• **GOAL OF THE EXERCISE**
Reproduce every record exactly as written.

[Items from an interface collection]
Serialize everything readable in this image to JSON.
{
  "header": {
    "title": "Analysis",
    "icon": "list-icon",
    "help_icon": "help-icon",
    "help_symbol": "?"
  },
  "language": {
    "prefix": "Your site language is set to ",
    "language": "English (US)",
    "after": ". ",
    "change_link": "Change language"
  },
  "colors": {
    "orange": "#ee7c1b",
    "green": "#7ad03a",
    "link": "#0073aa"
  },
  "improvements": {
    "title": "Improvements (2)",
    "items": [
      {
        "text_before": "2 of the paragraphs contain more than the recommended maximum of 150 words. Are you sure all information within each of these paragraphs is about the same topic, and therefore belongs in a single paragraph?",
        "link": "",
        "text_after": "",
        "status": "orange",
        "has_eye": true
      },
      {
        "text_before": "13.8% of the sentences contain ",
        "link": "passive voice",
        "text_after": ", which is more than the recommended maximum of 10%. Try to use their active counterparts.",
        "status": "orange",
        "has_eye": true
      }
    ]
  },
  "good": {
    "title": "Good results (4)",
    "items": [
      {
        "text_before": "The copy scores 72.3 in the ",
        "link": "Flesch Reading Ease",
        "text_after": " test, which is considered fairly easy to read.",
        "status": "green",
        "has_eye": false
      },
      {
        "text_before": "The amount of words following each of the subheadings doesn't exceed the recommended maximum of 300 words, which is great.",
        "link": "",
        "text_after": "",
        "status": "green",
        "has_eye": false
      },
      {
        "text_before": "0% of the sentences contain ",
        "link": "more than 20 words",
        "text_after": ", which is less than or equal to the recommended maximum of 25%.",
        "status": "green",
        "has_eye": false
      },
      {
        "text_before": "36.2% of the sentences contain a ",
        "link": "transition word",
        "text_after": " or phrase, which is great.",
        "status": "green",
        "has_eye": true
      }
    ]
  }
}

• **EXERCISE ANSWER**
Serialize everything readable in this image to JSON.
{
  "header": {
    "title": "Analysis",
    "icon": "list-icon",
    "help_icon": "help-icon",
    "help_symbol": "?"
  },
  "language": {
    "prefix": "Your site language is set to ",
    "language": "English (US)",
    "after": ". ",
    "change_link": "Change language"
  },
  "colors": {
    "orange": "#ee7c1b",
    "green": "#7ad03a",
    "link": "#0073aa"
  },
  "improvements": {
    "title": "Improvements (2)",
    "items": [
      {
        "text_before": "2 of the paragraphs contain more than the recommended maximum of 150 words. Are you sure all information within each of these paragraphs is about the same topic, and therefore belongs in a single paragraph?",
        "link": "",
        "text_after": "",
        "status": "orange",
        "has_eye": true
      },
      {
        "text_before": "13.8% of the sentences contain ",
        "link": "passive voice",
        "text_after": ", which is more than the recommended maximum of 10%. Try to use their active counterparts.",
        "status": "orange",
        "has_eye": true
      }
    ]
  },
  "good": {
    "title": "Good results (4)",
    "items": [
      {
        "text_before": "The copy scores 72.3 in the ",
        "link": "Flesch Reading Ease",
        "text_after": " test, which is considered fairly easy to read.",
        "status": "green",
        "has_eye": false
      },
      {
        "text_before": "The amount of words following each of the subheadings doesn't exceed the recommended maximum of 300 words, which is great.",
        "link": "",
        "text_after": "",
        "status": "green",
        "has_eye": false
      },
      {
        "text_before": "0% of the sentences contain ",
        "link": "more than 20 words",
        "text_after": ", which is less than or equal to the recommended maximum of 25%.",
        "status": "green",
        "has_eye": false
      },
      {
        "text_before": "36.2% of the sentences contain a ",
        "link": "transition word",
        "text_after": " or phrase, which is great.",
        "status": "green",
        "has_eye": true
      }
    ]
  }
}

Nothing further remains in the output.